Benjamin Harrison (1833 – 1901), the 23rd president of the United States, was the second in his family to be elected to the position. His grandfather, William Henry Harrison, was the ninth president and served the shortest term in history. He was in office exactly one month before dying of pneumonia. Ironically, the elder was known as the “Indian Fighter” while the grandson, Benjamin, fought for Native American rights.
During the Civil War, Benjamin joined the Union Army in the 70th Indiana Volunteer Infantry Regiment and achieved the rank of brigadier general by 1865. He was the last Civil War general to become president.
During the 1888 Republican Convention he was nominated for the presidency and started the first “front-porch” campaigns, in which he gave short speeches to the delegates that visited him in Indianapolis.
Benjamin Harrison Presidency
Harrison had already demonstrated his belief in equal rights, fighting for homesteaders, Native Americans, and even going against the Republican Party in 1882 to oppose the Chinese Exclusion Act which would prevent Chinese immigrants from entering the United States. He continued to champion veterans’ rights and forest protection as well.
In 1889, the First International Conference of American States was held in Washington, D.C. This would become the Pan-American Union. During this meeting, the state department negotiated terms for an American settlement in the Samoan Islands with Germany and Great Britain. Harrison tried – but failed – to construct a canal in Nicaragua and annex Hawaii.
On October 1, 1890, Congress passed the McKinley Tariff, a very controversial bill that increased the president’s power in foreign trade. It was hoped this legislation would help Harrison to have more influence over Latin countries so that American export rates would be lowered.
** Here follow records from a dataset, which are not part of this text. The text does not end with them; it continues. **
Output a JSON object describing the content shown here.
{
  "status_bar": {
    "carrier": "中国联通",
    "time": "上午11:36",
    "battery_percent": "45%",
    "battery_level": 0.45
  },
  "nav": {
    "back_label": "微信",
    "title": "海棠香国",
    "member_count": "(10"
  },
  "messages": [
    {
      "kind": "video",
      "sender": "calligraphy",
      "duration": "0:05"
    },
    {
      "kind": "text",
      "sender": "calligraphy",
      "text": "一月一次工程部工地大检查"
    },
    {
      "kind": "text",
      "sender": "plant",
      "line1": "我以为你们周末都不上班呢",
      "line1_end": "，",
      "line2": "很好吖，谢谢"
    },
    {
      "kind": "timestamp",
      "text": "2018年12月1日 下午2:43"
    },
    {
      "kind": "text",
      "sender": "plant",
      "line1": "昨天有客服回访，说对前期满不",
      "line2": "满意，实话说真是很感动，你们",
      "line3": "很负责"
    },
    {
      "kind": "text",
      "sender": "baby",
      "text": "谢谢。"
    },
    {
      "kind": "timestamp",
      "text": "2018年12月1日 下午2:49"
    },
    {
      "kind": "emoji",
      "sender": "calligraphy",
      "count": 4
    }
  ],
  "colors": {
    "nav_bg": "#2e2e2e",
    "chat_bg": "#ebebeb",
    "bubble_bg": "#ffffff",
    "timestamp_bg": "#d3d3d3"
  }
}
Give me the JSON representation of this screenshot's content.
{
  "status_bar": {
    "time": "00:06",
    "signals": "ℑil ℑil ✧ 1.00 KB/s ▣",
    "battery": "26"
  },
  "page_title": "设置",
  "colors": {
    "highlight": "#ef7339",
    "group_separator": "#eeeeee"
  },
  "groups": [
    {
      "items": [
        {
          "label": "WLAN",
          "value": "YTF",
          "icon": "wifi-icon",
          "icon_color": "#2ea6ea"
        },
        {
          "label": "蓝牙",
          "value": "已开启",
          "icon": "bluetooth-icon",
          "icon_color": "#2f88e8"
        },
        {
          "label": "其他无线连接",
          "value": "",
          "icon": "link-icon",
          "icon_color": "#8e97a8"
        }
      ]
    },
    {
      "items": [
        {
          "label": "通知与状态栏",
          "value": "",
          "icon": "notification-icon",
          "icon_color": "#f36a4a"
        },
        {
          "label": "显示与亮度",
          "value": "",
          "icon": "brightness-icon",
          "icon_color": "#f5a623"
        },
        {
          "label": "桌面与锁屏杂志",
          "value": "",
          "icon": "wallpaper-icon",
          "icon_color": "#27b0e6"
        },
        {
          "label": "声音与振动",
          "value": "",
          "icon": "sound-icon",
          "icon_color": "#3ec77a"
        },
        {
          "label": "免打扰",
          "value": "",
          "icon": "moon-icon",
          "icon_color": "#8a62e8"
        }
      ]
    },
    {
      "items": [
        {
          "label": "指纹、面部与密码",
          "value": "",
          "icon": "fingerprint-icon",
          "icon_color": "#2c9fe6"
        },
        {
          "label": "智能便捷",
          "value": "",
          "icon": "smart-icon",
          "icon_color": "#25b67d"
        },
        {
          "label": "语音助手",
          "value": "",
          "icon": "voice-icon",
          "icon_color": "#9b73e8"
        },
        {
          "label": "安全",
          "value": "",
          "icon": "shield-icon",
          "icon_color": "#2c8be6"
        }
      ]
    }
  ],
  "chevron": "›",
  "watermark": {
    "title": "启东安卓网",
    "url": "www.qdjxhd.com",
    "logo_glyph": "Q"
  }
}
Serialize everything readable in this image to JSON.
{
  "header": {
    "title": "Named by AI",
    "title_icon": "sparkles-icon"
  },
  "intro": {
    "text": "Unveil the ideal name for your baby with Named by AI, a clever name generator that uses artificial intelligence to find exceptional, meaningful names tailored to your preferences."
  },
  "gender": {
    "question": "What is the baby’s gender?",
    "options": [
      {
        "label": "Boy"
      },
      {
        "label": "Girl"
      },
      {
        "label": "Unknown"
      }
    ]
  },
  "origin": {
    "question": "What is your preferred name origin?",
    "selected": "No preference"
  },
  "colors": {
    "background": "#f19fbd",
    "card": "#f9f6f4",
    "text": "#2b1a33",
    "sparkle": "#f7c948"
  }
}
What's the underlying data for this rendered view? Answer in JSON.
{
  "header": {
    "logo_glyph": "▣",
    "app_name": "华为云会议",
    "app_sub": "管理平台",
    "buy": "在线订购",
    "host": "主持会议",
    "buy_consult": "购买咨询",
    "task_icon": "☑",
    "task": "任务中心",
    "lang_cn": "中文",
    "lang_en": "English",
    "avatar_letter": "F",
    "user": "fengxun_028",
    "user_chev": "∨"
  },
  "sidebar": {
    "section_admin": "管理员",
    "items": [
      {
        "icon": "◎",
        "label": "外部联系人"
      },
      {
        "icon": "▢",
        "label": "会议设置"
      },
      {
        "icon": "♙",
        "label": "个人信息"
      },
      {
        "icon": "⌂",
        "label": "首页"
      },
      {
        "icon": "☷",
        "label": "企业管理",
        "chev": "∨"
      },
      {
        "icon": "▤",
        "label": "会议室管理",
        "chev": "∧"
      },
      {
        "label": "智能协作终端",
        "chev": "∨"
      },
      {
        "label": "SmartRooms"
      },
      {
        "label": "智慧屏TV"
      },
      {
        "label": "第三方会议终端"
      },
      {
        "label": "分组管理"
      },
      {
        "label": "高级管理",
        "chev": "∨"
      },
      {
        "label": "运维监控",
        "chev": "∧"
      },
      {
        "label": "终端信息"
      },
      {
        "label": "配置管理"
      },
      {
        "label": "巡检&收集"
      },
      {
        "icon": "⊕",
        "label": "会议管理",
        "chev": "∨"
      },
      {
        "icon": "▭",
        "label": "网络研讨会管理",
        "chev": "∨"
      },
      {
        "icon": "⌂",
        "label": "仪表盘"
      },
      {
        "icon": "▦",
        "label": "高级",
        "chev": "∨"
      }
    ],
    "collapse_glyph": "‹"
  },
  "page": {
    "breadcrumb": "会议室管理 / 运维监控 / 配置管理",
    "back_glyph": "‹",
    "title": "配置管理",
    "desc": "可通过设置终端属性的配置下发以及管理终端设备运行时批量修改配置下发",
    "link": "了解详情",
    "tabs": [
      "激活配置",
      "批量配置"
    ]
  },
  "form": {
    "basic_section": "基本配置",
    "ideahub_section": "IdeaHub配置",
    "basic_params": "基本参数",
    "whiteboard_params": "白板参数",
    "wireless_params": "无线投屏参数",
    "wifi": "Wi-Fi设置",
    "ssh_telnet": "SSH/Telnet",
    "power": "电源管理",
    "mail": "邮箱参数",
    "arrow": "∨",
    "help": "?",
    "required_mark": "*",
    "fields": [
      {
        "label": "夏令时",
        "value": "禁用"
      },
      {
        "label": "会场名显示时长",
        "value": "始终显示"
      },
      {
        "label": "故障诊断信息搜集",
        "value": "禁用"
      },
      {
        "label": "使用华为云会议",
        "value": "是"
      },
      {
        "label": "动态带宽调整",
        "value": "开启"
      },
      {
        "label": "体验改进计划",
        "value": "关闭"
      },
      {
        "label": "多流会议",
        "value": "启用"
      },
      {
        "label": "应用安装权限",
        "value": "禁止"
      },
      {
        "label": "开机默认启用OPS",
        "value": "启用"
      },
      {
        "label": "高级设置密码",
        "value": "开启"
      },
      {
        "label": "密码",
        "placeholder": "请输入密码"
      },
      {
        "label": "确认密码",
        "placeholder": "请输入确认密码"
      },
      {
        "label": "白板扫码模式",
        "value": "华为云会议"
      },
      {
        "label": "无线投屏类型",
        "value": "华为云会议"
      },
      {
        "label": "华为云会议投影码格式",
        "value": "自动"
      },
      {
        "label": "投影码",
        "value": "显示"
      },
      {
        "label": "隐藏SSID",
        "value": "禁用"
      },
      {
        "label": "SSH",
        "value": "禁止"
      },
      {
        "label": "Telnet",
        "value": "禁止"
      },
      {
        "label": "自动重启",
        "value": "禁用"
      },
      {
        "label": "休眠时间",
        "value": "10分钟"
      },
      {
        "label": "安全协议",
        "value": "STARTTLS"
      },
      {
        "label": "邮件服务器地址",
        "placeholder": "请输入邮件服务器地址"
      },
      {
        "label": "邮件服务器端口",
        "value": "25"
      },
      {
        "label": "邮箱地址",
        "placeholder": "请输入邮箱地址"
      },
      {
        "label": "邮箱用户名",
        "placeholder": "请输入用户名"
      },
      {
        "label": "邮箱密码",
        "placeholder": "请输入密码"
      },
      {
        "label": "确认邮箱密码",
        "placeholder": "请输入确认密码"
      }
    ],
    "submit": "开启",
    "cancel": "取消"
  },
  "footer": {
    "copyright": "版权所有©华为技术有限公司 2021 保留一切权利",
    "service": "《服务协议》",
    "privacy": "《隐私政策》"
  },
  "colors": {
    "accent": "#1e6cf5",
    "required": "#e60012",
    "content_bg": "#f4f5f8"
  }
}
Harrison ran for re-election but was defeated by president Grover Cleveland, who had already served his first term and now started his second.